A suspicious transaction will often be one which is inconsistent with a customer’s known, legitimate business or personal activities or with the normal business for that type of facility. Therefore, the first key to recognition is knowing enough about the customer’s business to recognise that a transaction or series of transactions is unusual. Efforts to recognise suspicious circumstances should commence with the request to open a facility or execute the initial transaction.
Pursuant to section 25 of the Financial Transactions Reporting Act, 2018 where any person conducts or seeks to conduct any transaction by, through or with a financial institution (whether or not the transaction or proposed transaction involves cash), and the financial institution knows, suspects or has reasonable grounds to suspect that the transaction or the proposed transaction involves proceeds of criminal conduct as defined in the POCA, 2018, or any offence under the POCA, 2018, the financial institution MLRO shall, as soon as practicable after forming that suspicion, report that transaction or proposed transaction to the FIU.
INTERNAL REPORTING OF SUSPICIOUS TRANSACTIONS
The Financial Intelligence (Transactions Reporting) Regulations, 2001 requires financial institutions to establish clear responsibilities and accountabilities to ensure that policies, procedures, and controls, which deter criminals from using their facilities for money laundering are implemented and maintained.
Registrants offering prescribed financial services operating within or from The Bahamas are required to:
- Introduce procedures for the prompt internal investigation of suspicions and subsequent reporting of same to the FIU;
- Provide the MLRO with the necessary access to systems and records to fulfil this requirement; and
- Establish close cooperation and liaison with the FIU.
There is a statutory obligation on all staff of the financial institution to report suspicions of money laundering, terrorist financing and proliferation financing to the MLRO in accordance with internal procedures.
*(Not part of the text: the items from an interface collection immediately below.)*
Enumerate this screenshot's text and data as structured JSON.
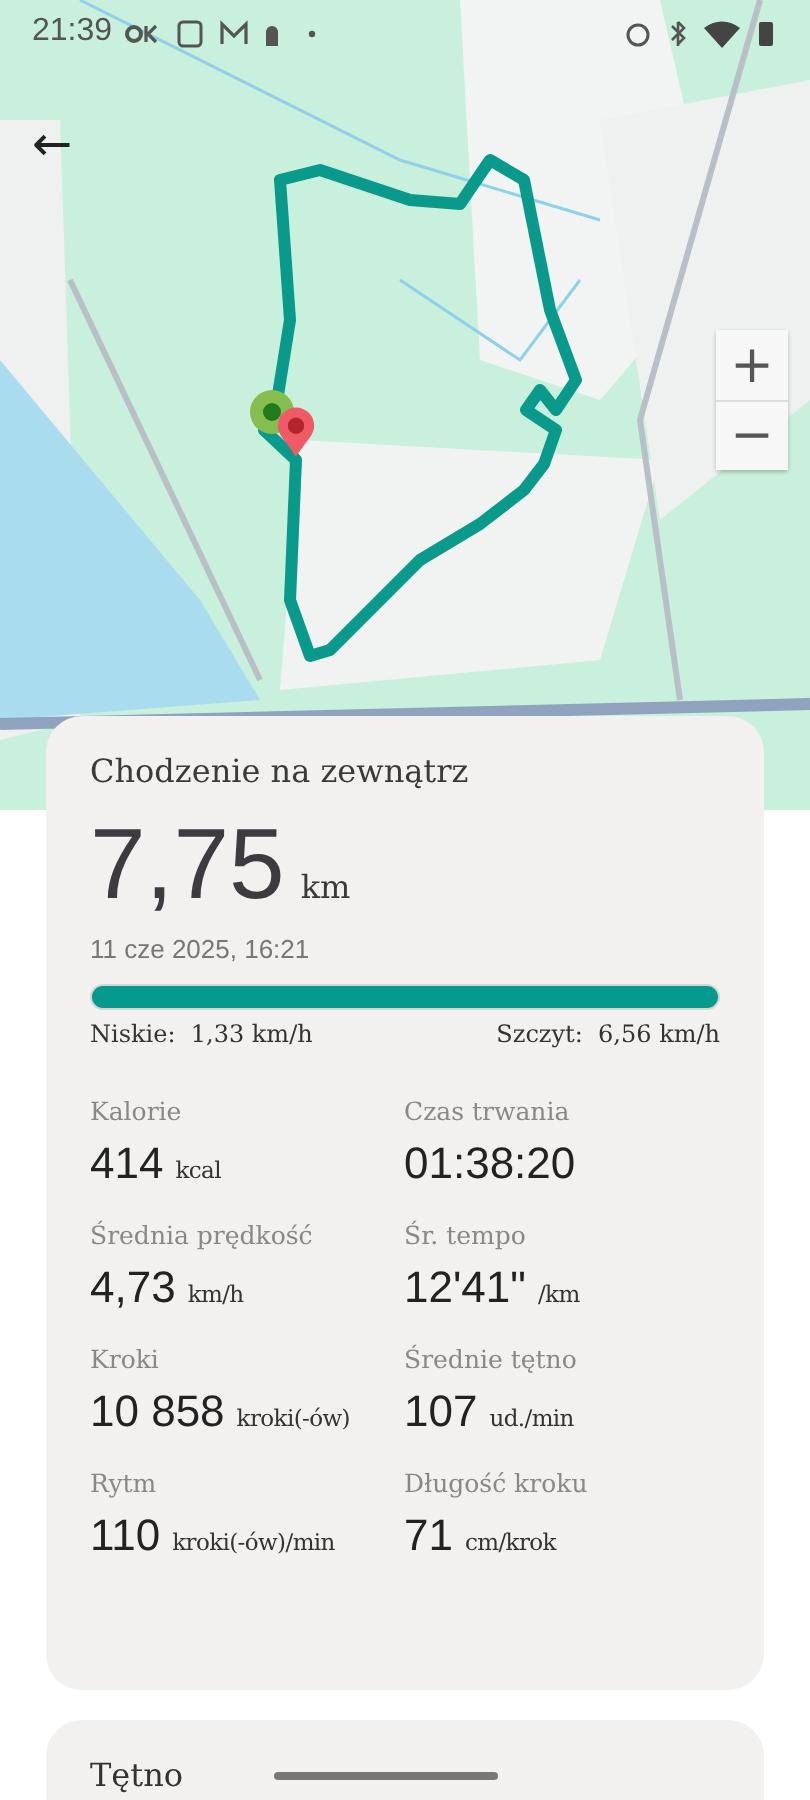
{
  "status_bar": {
    "time": "21:39"
  },
  "map": {
    "back": "←",
    "zoom_in": "+",
    "zoom_out": "−"
  },
  "summary": {
    "title": "Chodzenie na zewnątrz",
    "distance": "7,75",
    "distance_unit": "km",
    "date": "11 cze 2025, 16:21",
    "speed_bar": {
      "level": 1
    },
    "low": {
      "label": "Niskie:",
      "value": "1,33 km/h"
    },
    "peak": {
      "label": "Szczyt:",
      "value": "6,56 km/h"
    },
    "stats": [
      {
        "label": "Kalorie",
        "value": "414",
        "unit": "kcal"
      },
      {
        "label": "Czas trwania",
        "value": "01:38:20"
      },
      {
        "label": "Średnia prędkość",
        "value": "4,73",
        "unit": "km/h"
      },
      {
        "label": "Śr. tempo",
        "value": "12'41\"",
        "unit": "/km"
      },
      {
        "label": "Kroki",
        "value": "10 858",
        "unit": "kroki(-ów)"
      },
      {
        "label": "Średnie tętno",
        "value": "107",
        "unit": "ud./min"
      },
      {
        "label": "Rytm",
        "value": "110",
        "unit": "kroki(-ów)/min"
      },
      {
        "label": "Długość kroku",
        "value": "71",
        "unit": "cm/krok"
      }
    ]
  },
  "heart_rate": {
    "title": "Tętno"
  }
}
However, in line with accepted practice, registrants may choose to require that such unusual or suspicious transactions be drawn simultaneously to the attention of supervisory management to ensure that there are no known facts that will negate the suspicion.
Financial Institutions have a clear obligation to ensure:
- that each relevant employee knows to which person he should report suspicions; and,
- that there is a clear reporting chain under which those suspicions will be passed without delay to the MLRO.
Once an employee has reported his/her suspicion to the MLRO, he/she would have fully satisfied his/her statutory obligation.